----- RECORDS SUPPLIED

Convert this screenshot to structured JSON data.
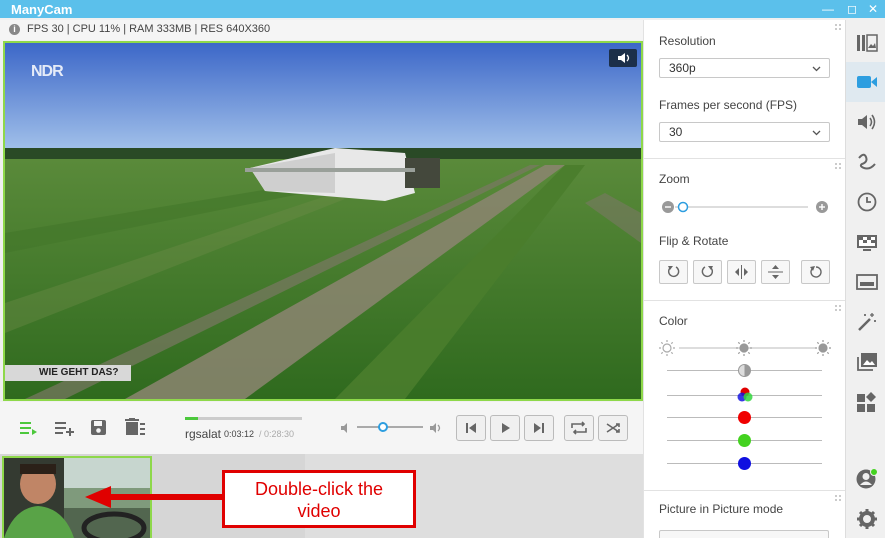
{
  "window": {
    "title": "ManyCam"
  },
  "stats": {
    "text": "FPS 30 | CPU 11% | RAM 333MB | RES 640X360"
  },
  "video": {
    "logo": "NDR",
    "caption": "WIE GEHT DAS?",
    "icons": [
      "volume-icon"
    ]
  },
  "playback": {
    "track_name": "rgsalat",
    "current_time": "0:03:12",
    "total_time": "/ 0:28:30",
    "progress_fraction": 0.11,
    "volume_fraction": 0.4
  },
  "callout": {
    "line1": "Double-click the",
    "line2": "video"
  },
  "panel": {
    "resolution_label": "Resolution",
    "resolution_value": "360p",
    "fps_label": "Frames per second (FPS)",
    "fps_value": "30",
    "zoom_label": "Zoom",
    "flip_label": "Flip & Rotate",
    "color_label": "Color",
    "pip_label": "Picture in Picture mode"
  },
  "rail": [
    "presets-icon",
    "video-icon",
    "audio-icon",
    "draw-icon",
    "clock-icon",
    "chroma-key-icon",
    "lower-third-icon",
    "effects-icon",
    "image-icon",
    "widgets-icon",
    "account-icon",
    "settings-icon"
  ],
  "colors": {
    "accent": "#5bc0eb",
    "active_green": "#4cc83c",
    "callout_red": "#e00000"
  }
}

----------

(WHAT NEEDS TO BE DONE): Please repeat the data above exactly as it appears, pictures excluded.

(THE COMPLETED TASK):
Convert this screenshot to structured JSON data.
{
  "window": {
    "title": "ManyCam"
  },
  "stats": {
    "text": "FPS 30 | CPU 11% | RAM 333MB | RES 640X360"
  },
  "video": {
    "logo": "NDR",
    "caption": "WIE GEHT DAS?",
    "icons": [
      "volume-icon"
    ]
  },
  "playback": {
    "track_name": "rgsalat",
    "current_time": "0:03:12",
    "total_time": "/ 0:28:30",
    "progress_fraction": 0.11,
    "volume_fraction": 0.4
  },
  "callout": {
    "line1": "Double-click the",
    "line2": "video"
  },
  "panel": {
    "resolution_label": "Resolution",
    "resolution_value": "360p",
    "fps_label": "Frames per second (FPS)",
    "fps_value": "30",
    "zoom_label": "Zoom",
    "flip_label": "Flip & Rotate",
    "color_label": "Color",
    "pip_label": "Picture in Picture mode"
  },
  "rail": [
    "presets-icon",
    "video-icon",
    "audio-icon",
    "draw-icon",
    "clock-icon",
    "chroma-key-icon",
    "lower-third-icon",
    "effects-icon",
    "image-icon",
    "widgets-icon",
    "account-icon",
    "settings-icon"
  ],
  "colors": {
    "accent": "#5bc0eb",
    "active_green": "#4cc83c",
    "callout_red": "#e00000"
  }
}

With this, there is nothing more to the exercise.